◆ **Activity**:
Check every line of the entries below for the word "begin", and copy the ones that have it.

......

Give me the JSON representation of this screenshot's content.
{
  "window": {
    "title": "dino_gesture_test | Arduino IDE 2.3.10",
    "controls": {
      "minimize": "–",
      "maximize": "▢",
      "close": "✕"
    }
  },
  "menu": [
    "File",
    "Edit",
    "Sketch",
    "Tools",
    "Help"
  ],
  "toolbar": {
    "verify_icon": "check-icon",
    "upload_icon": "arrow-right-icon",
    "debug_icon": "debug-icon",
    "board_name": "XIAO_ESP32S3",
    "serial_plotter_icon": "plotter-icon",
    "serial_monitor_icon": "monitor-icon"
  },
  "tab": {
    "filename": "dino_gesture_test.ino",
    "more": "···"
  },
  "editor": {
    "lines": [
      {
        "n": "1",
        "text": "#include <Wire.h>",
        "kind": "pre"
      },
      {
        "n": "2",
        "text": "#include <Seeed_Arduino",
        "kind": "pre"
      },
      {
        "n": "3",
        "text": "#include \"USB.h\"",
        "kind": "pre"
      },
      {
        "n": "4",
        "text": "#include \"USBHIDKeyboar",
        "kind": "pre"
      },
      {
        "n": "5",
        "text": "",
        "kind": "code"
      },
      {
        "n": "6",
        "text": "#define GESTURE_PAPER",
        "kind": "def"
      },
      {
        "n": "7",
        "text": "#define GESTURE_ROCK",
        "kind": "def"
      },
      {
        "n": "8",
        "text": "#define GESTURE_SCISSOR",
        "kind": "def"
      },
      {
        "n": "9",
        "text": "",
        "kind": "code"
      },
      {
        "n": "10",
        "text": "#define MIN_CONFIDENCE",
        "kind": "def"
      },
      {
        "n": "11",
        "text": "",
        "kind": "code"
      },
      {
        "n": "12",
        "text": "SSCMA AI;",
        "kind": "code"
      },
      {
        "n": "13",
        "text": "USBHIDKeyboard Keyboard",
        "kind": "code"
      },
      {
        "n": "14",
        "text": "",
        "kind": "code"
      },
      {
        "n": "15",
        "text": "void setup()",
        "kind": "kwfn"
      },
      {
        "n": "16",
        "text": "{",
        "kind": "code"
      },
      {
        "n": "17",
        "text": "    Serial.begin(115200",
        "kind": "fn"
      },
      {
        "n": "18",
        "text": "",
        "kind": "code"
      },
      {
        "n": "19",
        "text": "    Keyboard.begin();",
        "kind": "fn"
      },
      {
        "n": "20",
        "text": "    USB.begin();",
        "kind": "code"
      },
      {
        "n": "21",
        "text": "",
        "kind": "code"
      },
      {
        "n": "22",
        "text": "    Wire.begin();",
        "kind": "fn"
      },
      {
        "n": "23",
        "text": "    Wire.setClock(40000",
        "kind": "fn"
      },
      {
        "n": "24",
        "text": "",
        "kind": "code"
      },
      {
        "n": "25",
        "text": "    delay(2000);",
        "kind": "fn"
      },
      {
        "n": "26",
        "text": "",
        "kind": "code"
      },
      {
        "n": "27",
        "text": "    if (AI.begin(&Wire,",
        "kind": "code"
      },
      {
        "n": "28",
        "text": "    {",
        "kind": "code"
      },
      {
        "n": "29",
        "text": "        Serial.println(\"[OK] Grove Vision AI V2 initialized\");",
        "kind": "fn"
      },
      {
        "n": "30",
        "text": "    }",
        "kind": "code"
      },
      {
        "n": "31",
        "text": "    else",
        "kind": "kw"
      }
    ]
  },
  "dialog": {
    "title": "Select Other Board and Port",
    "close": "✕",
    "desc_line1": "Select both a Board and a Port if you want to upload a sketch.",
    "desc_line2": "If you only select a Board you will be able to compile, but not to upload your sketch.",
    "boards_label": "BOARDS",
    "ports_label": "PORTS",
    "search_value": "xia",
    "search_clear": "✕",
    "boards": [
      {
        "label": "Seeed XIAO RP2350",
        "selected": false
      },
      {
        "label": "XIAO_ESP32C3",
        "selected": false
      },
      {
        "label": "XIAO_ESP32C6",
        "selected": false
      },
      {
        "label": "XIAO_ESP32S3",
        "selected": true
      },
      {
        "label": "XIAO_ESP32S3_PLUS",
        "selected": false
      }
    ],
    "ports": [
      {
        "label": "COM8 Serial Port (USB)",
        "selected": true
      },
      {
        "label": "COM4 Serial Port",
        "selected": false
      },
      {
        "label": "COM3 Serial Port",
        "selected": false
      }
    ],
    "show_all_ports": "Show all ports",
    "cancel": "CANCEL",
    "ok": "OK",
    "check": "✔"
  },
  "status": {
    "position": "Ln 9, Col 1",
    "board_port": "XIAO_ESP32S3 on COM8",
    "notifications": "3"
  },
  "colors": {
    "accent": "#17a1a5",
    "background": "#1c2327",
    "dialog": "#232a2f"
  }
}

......

◆ **Result of this task**:
        "text": "    Serial.begin(115200",
        "text": "    Keyboard.begin();",
        "text": "    USB.begin();",
        "text": "    Wire.begin();",
        "text": "    if (AI.begin(&Wire,",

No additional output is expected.